I grew up in an iconoclastic Mennonite culture. We had few religious symbols or rites in our home or in our church. No Christmas tree, wreaths or a crèche; only a singular electric candle in each window. I didn’t know what Advent or Lent were until well into young adulthood.
This lack of symbols or rituals stems from the iconoclastic fervor in 16th Century Zurich headed by Simon Stumpf, a colleague of Conrad Grebel as students under Ulrich Zwingli. Stumpf wanted to abolish anything that was considered idolatrous—any symbol or image that was worshiped instead of directly worshiping God. Zwingli went so far as to abolish singing as idolatrous. Thankfully Mennonites didn’t go quite that far.
Increasingly the Mennonite church is taking on more and more symbols and ritual celebrations. I been both drawn and chagrined by this tendency. For example, when I see all the postings on Facebook wishing everyone a “Happy New Year,” I shrug and think, “It’s just another day.” Anabaptists, the forerunners of the Mennonites, were very clear on this. We do not have special emphases on different days or seasons of the year because we are to be disciples every single day. “Take up [your] cross daily and follow me,” said Jesus (Lk. 9:23). No one day is more significant than another.
Having said that, my concentration in seminary was on spiritual formation. We were each challenged to develop a “rhythm and rule,” for our lives. This phrase comes from monastic life where each day was governed by specific prayers or spiritual practices called “the hours.” Each year was governed by specific seasons according to the church calendar—a calendar that was probably developed by monks ordering their lives. In spite of my upbringing which still at times gives me pause, I have developed such a “rhythm and rule” for my daily “hours.” I find them meaningful and life-giving.
Ronald Rolheiser in his weekly reflection from July 2010 points out that, “couples who make it a habit to give each other a ritual embrace or kiss before leaving the house in the morning and another ritual embrace or kiss before retiring at night fare better than those who let this gesture be determined by simple spontaneity or mood.” This is so because, “[the ritual kiss or embrace] speaks of fidelity and commitment beyond the ups and downs of our emotions, distractions, and tiredness on a given day.”
A ritualistic kiss can be compared to ritualistic prayers, daily hours, and seasons of the year; our ritualistic “rhythm and rule.” “It is a ritual,” wrote Rolheiser, “an act that is done regularly to precisely say what our hearts and heads cannot always say, namely, that the deepest part of us remains committed even during those times when we are too tired, too distracted, too angry, too bored, too anxious, too self-preoccupied, or too emotionally or intellectually unfaithful to be as attentive and present as we should be.”
So, I have found that adding ritual, symbol and icons to my “rhythm and rule” has added mystery and devotion to the daily “taking up of my cross.” Unfortunately, as humans, when left up to “spirit-led spontaneity,” we usually are too distracted, bored, etc., to do anything.
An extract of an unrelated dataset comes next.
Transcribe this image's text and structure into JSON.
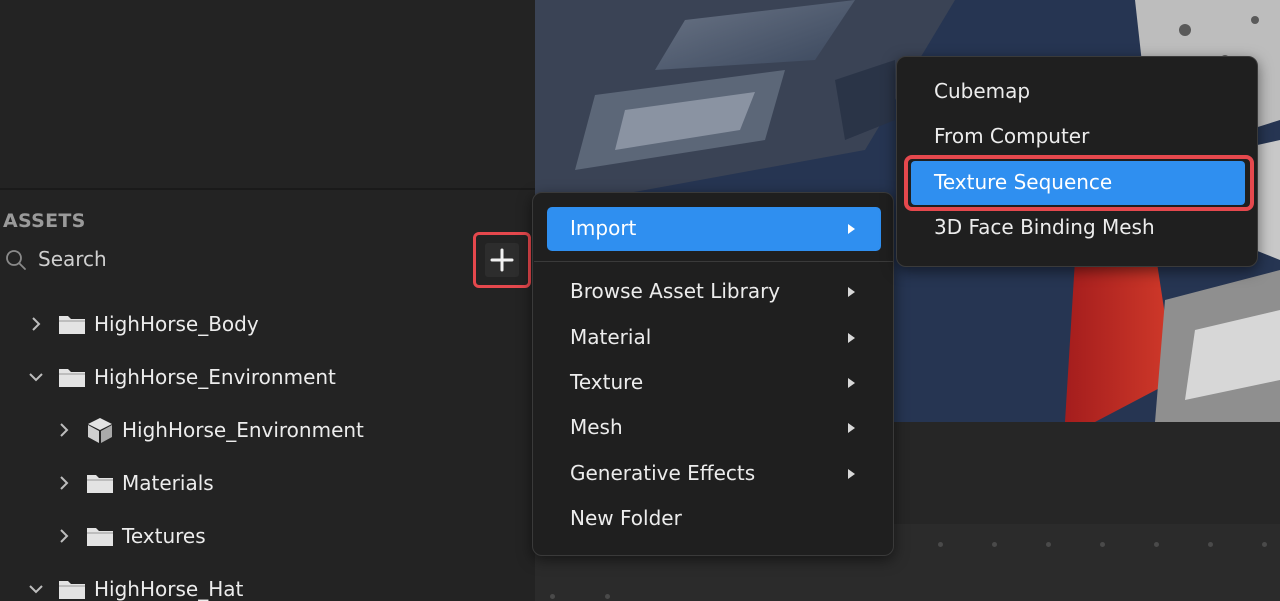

That is why it is so important to have such a ritualistic, iconic practice. My iconoclastic upbringing was necessary for a time when there indeed was an overemphasis on images, saints and holy relics.
Ritual, or establishing a rhythm and rule in our devotional practices, seems to have become an important part of the life of the Post-modern church. I raised the question on a Neo-Anabaptist discussion board about how important Advent is considering the iconoclastic history of the Anabaptist movement. It really touched off a firestorm of opinion. However, the overwhelming majority affirmed the need for seasons and the following of the church year. Does this affirmation of churchly rhythm and rule provide an anchor for these post-modern, post-Christendom times?
“It’s fidelity to the routine of everyday life, not a honeymoon, that ultimately sustains a marriage,” Rolheiser concludes his thoughts on ritual. Likewise, “It’s fidelity to simply being at the weekday meal, simple fare eaten quickly and distractedly, not the huge celebration or banquet, that sustains family life.”
We need to sustain our spiritual lives with a daily practice of prayer, scripture reading and contemplation. Through this seemingly daily drudgery, from time to time we may enter into a period of honeymoon or a banquet feast. But such heights can only be attained if we develop a daily, ritualistic rhythm and rule.